# Task prompt
Go line by line through the records below. Copy whichever lines contain the string "true".
##### Given records #####
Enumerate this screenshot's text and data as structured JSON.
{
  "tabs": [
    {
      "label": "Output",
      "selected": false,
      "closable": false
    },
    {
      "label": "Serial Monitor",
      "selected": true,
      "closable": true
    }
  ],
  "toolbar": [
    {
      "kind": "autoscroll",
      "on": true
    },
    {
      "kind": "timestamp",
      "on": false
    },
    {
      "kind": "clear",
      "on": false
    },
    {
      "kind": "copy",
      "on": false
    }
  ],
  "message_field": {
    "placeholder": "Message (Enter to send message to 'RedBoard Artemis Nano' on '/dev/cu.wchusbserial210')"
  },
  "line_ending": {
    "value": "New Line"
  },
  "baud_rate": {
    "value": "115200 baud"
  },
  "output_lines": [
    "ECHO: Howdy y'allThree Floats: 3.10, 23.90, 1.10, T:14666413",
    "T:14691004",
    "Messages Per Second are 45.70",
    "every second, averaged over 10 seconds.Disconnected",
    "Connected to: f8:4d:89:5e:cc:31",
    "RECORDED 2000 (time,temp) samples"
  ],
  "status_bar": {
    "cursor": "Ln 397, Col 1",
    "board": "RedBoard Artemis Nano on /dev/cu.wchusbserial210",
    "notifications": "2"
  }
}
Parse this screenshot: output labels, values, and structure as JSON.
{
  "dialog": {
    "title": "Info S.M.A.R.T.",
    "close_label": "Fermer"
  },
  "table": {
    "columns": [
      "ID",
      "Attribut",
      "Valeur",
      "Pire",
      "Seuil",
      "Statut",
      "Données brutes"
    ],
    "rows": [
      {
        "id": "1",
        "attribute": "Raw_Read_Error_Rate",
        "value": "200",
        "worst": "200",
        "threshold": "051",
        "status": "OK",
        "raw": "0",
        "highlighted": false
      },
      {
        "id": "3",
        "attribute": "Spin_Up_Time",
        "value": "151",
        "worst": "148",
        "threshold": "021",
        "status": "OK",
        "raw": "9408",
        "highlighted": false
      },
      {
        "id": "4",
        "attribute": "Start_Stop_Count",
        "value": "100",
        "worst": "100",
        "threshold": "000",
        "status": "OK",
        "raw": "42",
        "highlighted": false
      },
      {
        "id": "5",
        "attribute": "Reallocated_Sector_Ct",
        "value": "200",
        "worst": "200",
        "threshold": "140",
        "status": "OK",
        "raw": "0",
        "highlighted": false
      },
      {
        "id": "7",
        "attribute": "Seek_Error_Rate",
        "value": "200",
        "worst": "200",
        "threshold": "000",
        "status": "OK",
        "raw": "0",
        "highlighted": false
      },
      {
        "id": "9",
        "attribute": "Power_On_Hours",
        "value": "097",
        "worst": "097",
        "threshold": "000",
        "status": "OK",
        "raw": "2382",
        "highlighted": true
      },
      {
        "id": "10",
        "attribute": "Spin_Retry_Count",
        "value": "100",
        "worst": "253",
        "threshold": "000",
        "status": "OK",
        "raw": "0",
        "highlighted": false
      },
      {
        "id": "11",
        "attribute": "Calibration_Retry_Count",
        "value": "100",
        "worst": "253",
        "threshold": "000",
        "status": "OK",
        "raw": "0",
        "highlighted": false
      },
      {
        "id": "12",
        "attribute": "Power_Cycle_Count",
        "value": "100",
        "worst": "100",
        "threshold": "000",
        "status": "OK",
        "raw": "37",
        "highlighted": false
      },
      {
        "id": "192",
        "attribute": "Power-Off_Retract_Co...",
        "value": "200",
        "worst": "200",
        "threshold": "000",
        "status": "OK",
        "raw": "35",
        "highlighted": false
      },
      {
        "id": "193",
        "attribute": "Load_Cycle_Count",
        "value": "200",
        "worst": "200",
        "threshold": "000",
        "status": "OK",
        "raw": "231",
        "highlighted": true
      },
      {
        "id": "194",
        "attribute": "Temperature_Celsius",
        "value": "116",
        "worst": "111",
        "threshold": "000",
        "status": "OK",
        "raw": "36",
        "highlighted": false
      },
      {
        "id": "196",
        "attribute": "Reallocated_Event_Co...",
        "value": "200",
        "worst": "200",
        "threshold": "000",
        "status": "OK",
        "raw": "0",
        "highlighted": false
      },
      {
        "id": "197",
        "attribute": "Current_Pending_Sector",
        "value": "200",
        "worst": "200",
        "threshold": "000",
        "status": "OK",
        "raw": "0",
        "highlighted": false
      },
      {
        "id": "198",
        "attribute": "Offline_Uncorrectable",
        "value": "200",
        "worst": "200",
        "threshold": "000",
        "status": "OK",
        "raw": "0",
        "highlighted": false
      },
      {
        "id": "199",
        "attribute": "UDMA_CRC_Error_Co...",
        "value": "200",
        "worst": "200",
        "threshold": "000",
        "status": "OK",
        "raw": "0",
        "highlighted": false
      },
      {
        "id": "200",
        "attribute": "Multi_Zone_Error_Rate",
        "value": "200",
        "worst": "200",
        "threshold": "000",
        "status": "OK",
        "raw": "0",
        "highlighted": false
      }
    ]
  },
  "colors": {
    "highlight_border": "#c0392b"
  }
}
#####
# Finished exercise
      "selected": true,
      "closable": true
      "on": true
        "highlighted": true
        "highlighted": true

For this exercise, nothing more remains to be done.